Collection entries:
──────────

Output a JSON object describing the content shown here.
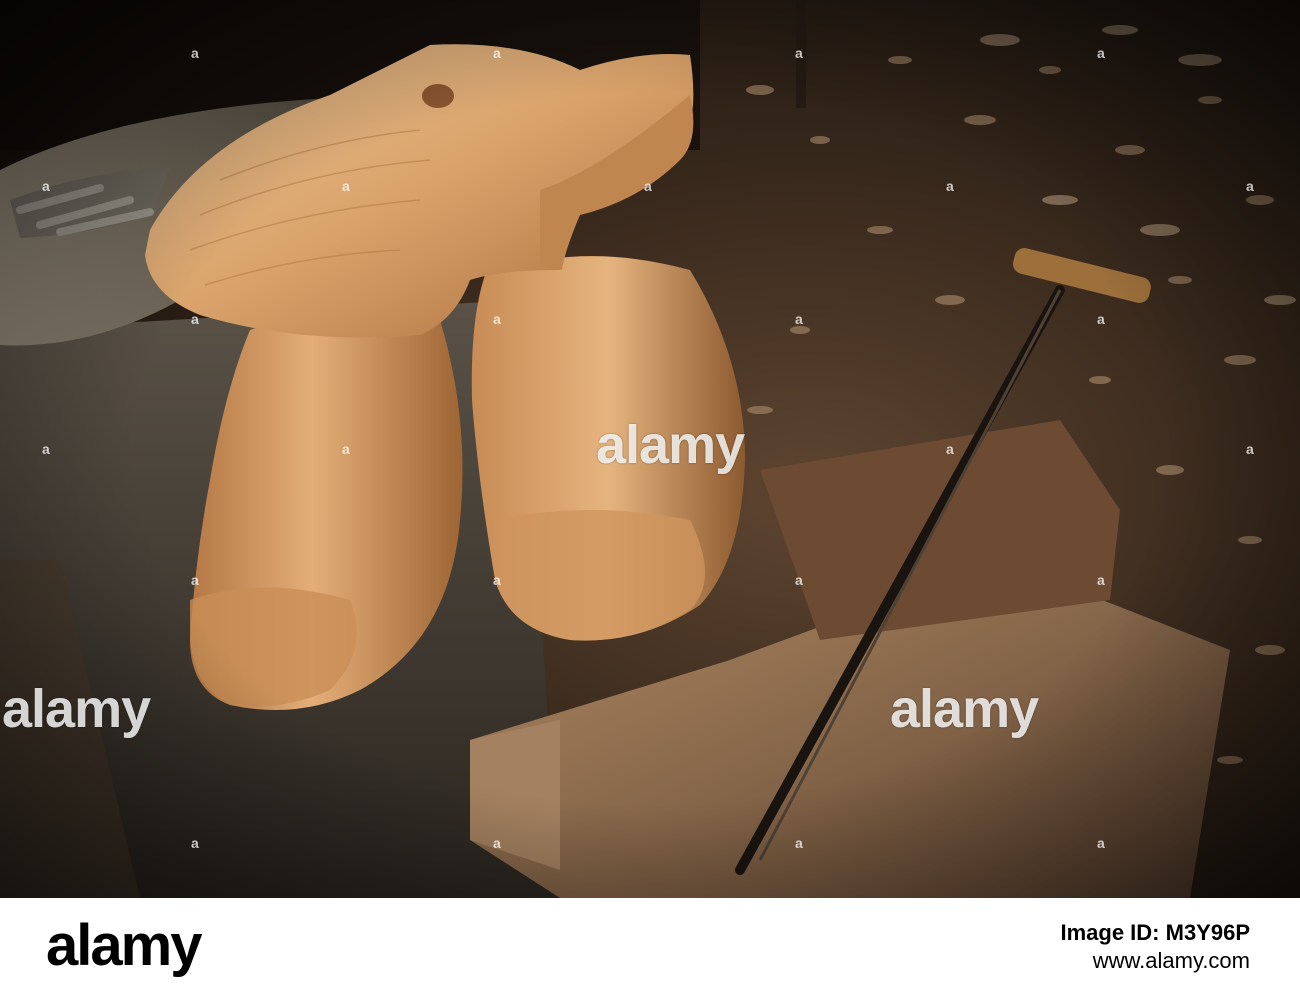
{
  "watermark": {
    "brand": "alamy",
    "mark": "a"
  },
  "footer": {
    "logo": "alamy",
    "image_id_label": "Image ID: M3Y96P",
    "url": "www.alamy.com"
  },
  "colors": {
    "background_dark": "#17120d",
    "wood_light": "#e2b07c",
    "wood_mid": "#c98e56",
    "wood_dark": "#8a5630",
    "shavings": "#b49574",
    "footer_bg": "#ffffff",
    "footer_text": "#000000"
  }
}
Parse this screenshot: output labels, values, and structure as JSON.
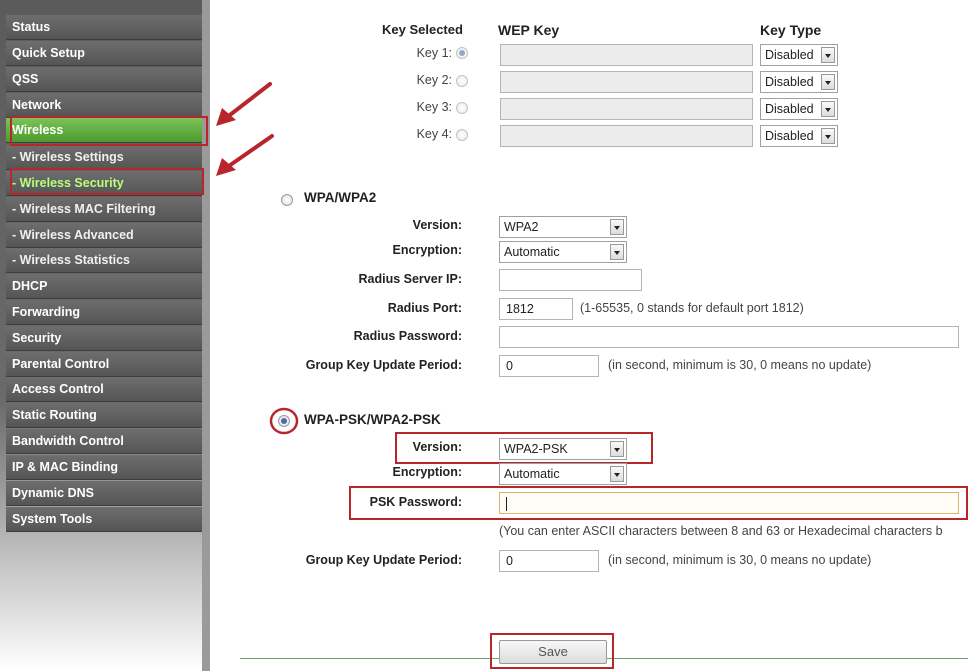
{
  "sidebar": {
    "items": [
      {
        "label": "Status"
      },
      {
        "label": "Quick Setup"
      },
      {
        "label": "QSS"
      },
      {
        "label": "Network"
      },
      {
        "label": "Wireless"
      },
      {
        "label": "- Wireless Settings"
      },
      {
        "label": "- Wireless Security"
      },
      {
        "label": "- Wireless MAC Filtering"
      },
      {
        "label": "- Wireless Advanced"
      },
      {
        "label": "- Wireless Statistics"
      },
      {
        "label": "DHCP"
      },
      {
        "label": "Forwarding"
      },
      {
        "label": "Security"
      },
      {
        "label": "Parental Control"
      },
      {
        "label": "Access Control"
      },
      {
        "label": "Static Routing"
      },
      {
        "label": "Bandwidth Control"
      },
      {
        "label": "IP & MAC Binding"
      },
      {
        "label": "Dynamic DNS"
      },
      {
        "label": "System Tools"
      }
    ]
  },
  "wep": {
    "col_key_selected": "Key Selected",
    "col_wep_key": "WEP Key",
    "col_key_type": "Key Type",
    "keys": [
      {
        "label": "Key 1:",
        "type": "Disabled"
      },
      {
        "label": "Key 2:",
        "type": "Disabled"
      },
      {
        "label": "Key 3:",
        "type": "Disabled"
      },
      {
        "label": "Key 4:",
        "type": "Disabled"
      }
    ]
  },
  "wpa": {
    "title": "WPA/WPA2",
    "version_label": "Version:",
    "version_value": "WPA2",
    "encryption_label": "Encryption:",
    "encryption_value": "Automatic",
    "radius_ip_label": "Radius Server IP:",
    "radius_ip_value": "",
    "radius_port_label": "Radius Port:",
    "radius_port_value": "1812",
    "radius_port_note": "(1-65535, 0 stands for default port 1812)",
    "radius_pw_label": "Radius Password:",
    "radius_pw_value": "",
    "gkup_label": "Group Key Update Period:",
    "gkup_value": "0",
    "gkup_note": "(in second, minimum is 30, 0 means no update)"
  },
  "psk": {
    "title": "WPA-PSK/WPA2-PSK",
    "version_label": "Version:",
    "version_value": "WPA2-PSK",
    "encryption_label": "Encryption:",
    "encryption_value": "Automatic",
    "password_label": "PSK Password:",
    "password_value": "",
    "password_note": "(You can enter ASCII characters between 8 and 63 or Hexadecimal characters b",
    "gkup_label": "Group Key Update Period:",
    "gkup_value": "0",
    "gkup_note": "(in second, minimum is 30, 0 means no update)"
  },
  "save_label": "Save",
  "colors": {
    "highlight": "#b8262b",
    "active_green": "#5aa83a",
    "sidebar": "#5b5b5b"
  }
}
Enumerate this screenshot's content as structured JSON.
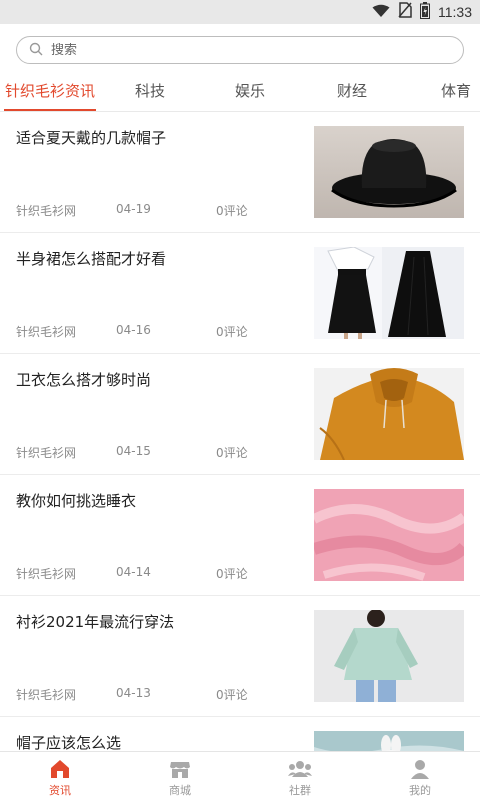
{
  "status_bar": {
    "time": "11:33"
  },
  "search": {
    "placeholder": "搜索"
  },
  "tabs": [
    {
      "label": "针织毛衫资讯",
      "active": true
    },
    {
      "label": "科技"
    },
    {
      "label": "娱乐"
    },
    {
      "label": "财经"
    },
    {
      "label": "体育"
    }
  ],
  "news": [
    {
      "title": " 适合夏天戴的几款帽子",
      "source": "针织毛衫网",
      "date": "04-19",
      "comments": "0评论",
      "thumb": "black-hat-photo"
    },
    {
      "title": "半身裙怎么搭配才好看",
      "source": "针织毛衫网",
      "date": "04-16",
      "comments": "0评论",
      "thumb": "black-skirts-photo"
    },
    {
      "title": "卫衣怎么搭才够时尚",
      "source": "针织毛衫网",
      "date": "04-15",
      "comments": "0评论",
      "thumb": "orange-hoodie-photo"
    },
    {
      "title": "教你如何挑选睡衣",
      "source": "针织毛衫网",
      "date": "04-14",
      "comments": "0评论",
      "thumb": "pink-fleece-photo"
    },
    {
      "title": "衬衫2021年最流行穿法",
      "source": "针织毛衫网",
      "date": "04-13",
      "comments": "0评论",
      "thumb": "mint-shirt-photo"
    },
    {
      "title": "帽子应该怎么选",
      "thumb": "bunny-photo"
    }
  ],
  "bottom_nav": [
    {
      "label": "资讯",
      "icon": "home-icon",
      "active": true
    },
    {
      "label": "商城",
      "icon": "store-icon"
    },
    {
      "label": "社群",
      "icon": "community-icon"
    },
    {
      "label": "我的",
      "icon": "user-icon"
    }
  ],
  "colors": {
    "accent": "#e2492d",
    "muted": "#999999"
  }
}
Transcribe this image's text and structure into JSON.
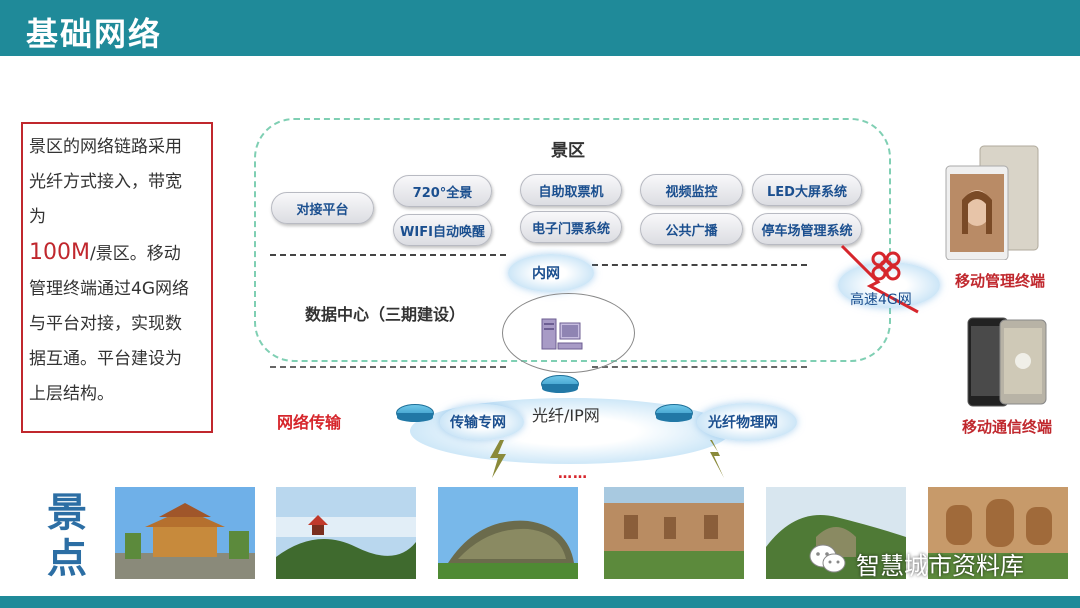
{
  "header": {
    "title": "基础网络"
  },
  "description": {
    "line1": "景区的网络链路采用",
    "line2": "光纤方式接入，带宽",
    "line3": "为",
    "highlight": "100M",
    "line4_rest": "/景区。移动",
    "line5": "管理终端通过4G网络",
    "line6": "与平台对接，实现数",
    "line7": "据互通。平台建设为",
    "line8": "上层结构。"
  },
  "scenic_area": {
    "title": "景区",
    "systems": [
      "对接平台",
      "720°全景",
      "WIFI自动唤醒",
      "自助取票机",
      "电子门票系统",
      "视频监控",
      "公共广播",
      "LED大屏系统",
      "停车场管理系统"
    ]
  },
  "intranet": {
    "label": "内网"
  },
  "data_center": {
    "title": "数据中心（三期建设）"
  },
  "network": {
    "transport_label": "网络传输",
    "fiber_ip": "光纤/IP网",
    "dedicated": "传输专网",
    "physical": "光纤物理网",
    "dots": "……",
    "mobile_4g": "高速4G网"
  },
  "terminals": {
    "management": "移动管理终端",
    "communication": "移动通信终端"
  },
  "scenic_spots": {
    "label_line1": "景",
    "label_line2": "点"
  },
  "watermark": {
    "text": "智慧城市资料库"
  },
  "colors": {
    "header": "#1f8a99",
    "accent_red": "#c0272d",
    "frame_dash": "#7fcfb3",
    "pill_text": "#1b4f8f",
    "spot_label": "#2c6ea4"
  },
  "icons": [
    "china-unicom-logo-icon",
    "server-computer-icon",
    "router-icon",
    "lightning-bolt-icon",
    "wechat-icon",
    "tablet-device-icon",
    "smartphone-device-icon"
  ]
}
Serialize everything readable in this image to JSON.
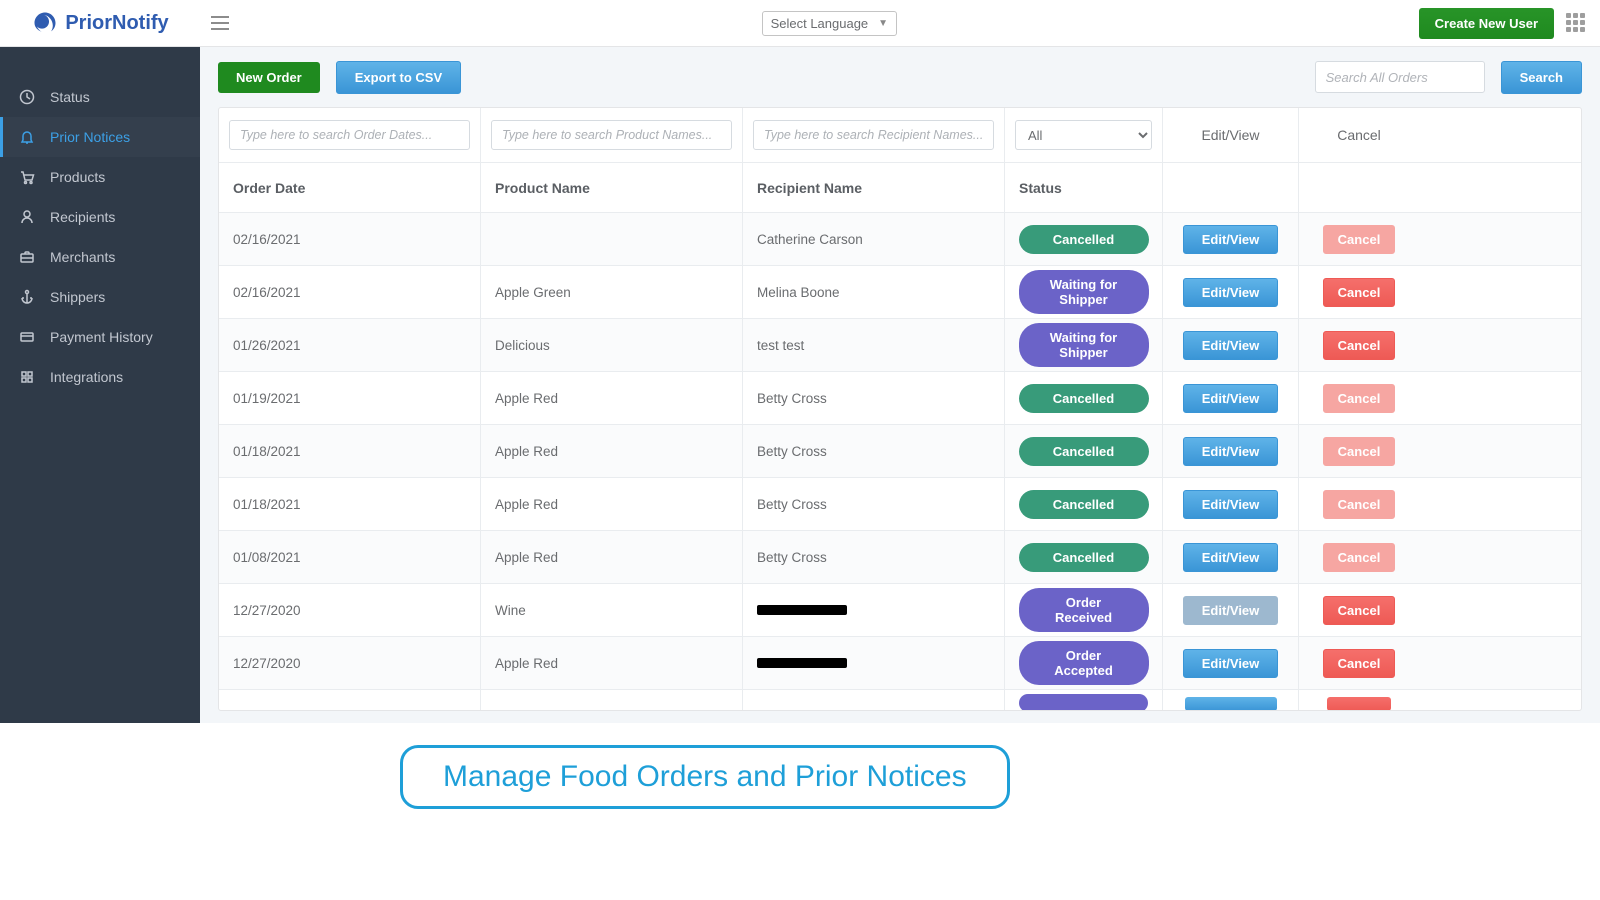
{
  "brand": "PriorNotify",
  "topbar": {
    "language_label": "Select Language",
    "create_user_label": "Create New User"
  },
  "sidebar": {
    "items": [
      {
        "label": "Status",
        "icon": "status"
      },
      {
        "label": "Prior Notices",
        "icon": "bell",
        "active": true
      },
      {
        "label": "Products",
        "icon": "cart"
      },
      {
        "label": "Recipients",
        "icon": "user"
      },
      {
        "label": "Merchants",
        "icon": "briefcase"
      },
      {
        "label": "Shippers",
        "icon": "anchor"
      },
      {
        "label": "Payment History",
        "icon": "card"
      },
      {
        "label": "Integrations",
        "icon": "puzzle"
      }
    ]
  },
  "toolbar": {
    "new_order_label": "New Order",
    "export_csv_label": "Export to CSV",
    "search_placeholder": "Search All Orders",
    "search_button_label": "Search"
  },
  "filters": {
    "order_date_placeholder": "Type here to search Order Dates...",
    "product_name_placeholder": "Type here to search Product Names...",
    "recipient_name_placeholder": "Type here to search Recipient Names...",
    "status_selected": "All"
  },
  "headers": {
    "order_date": "Order Date",
    "product_name": "Product Name",
    "recipient_name": "Recipient Name",
    "status": "Status",
    "edit_view": "Edit/View",
    "cancel": "Cancel"
  },
  "statuses": {
    "cancelled": "Cancelled",
    "waiting_shipper": "Waiting for Shipper",
    "order_received": "Order Received",
    "order_accepted": "Order Accepted"
  },
  "buttons": {
    "edit_view": "Edit/View",
    "cancel": "Cancel"
  },
  "rows": [
    {
      "date": "02/16/2021",
      "product": "",
      "recipient": "Catherine Carson",
      "status": "cancelled",
      "edit_disabled": false,
      "cancel_disabled": true,
      "redacted": false
    },
    {
      "date": "02/16/2021",
      "product": "Apple Green",
      "recipient": "Melina Boone",
      "status": "waiting_shipper",
      "edit_disabled": false,
      "cancel_disabled": false,
      "redacted": false
    },
    {
      "date": "01/26/2021",
      "product": "Delicious",
      "recipient": "test test",
      "status": "waiting_shipper",
      "edit_disabled": false,
      "cancel_disabled": false,
      "redacted": false
    },
    {
      "date": "01/19/2021",
      "product": "Apple Red",
      "recipient": "Betty Cross",
      "status": "cancelled",
      "edit_disabled": false,
      "cancel_disabled": true,
      "redacted": false
    },
    {
      "date": "01/18/2021",
      "product": "Apple Red",
      "recipient": "Betty Cross",
      "status": "cancelled",
      "edit_disabled": false,
      "cancel_disabled": true,
      "redacted": false
    },
    {
      "date": "01/18/2021",
      "product": "Apple Red",
      "recipient": "Betty Cross",
      "status": "cancelled",
      "edit_disabled": false,
      "cancel_disabled": true,
      "redacted": false
    },
    {
      "date": "01/08/2021",
      "product": "Apple Red",
      "recipient": "Betty Cross",
      "status": "cancelled",
      "edit_disabled": false,
      "cancel_disabled": true,
      "redacted": false
    },
    {
      "date": "12/27/2020",
      "product": "Wine",
      "recipient": "",
      "status": "order_received",
      "edit_disabled": true,
      "cancel_disabled": false,
      "redacted": true
    },
    {
      "date": "12/27/2020",
      "product": "Apple Red",
      "recipient": "",
      "status": "order_accepted",
      "edit_disabled": false,
      "cancel_disabled": false,
      "redacted": true
    }
  ],
  "callout": "Manage Food Orders and Prior Notices"
}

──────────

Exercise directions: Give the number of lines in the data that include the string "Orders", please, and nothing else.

Response area: 2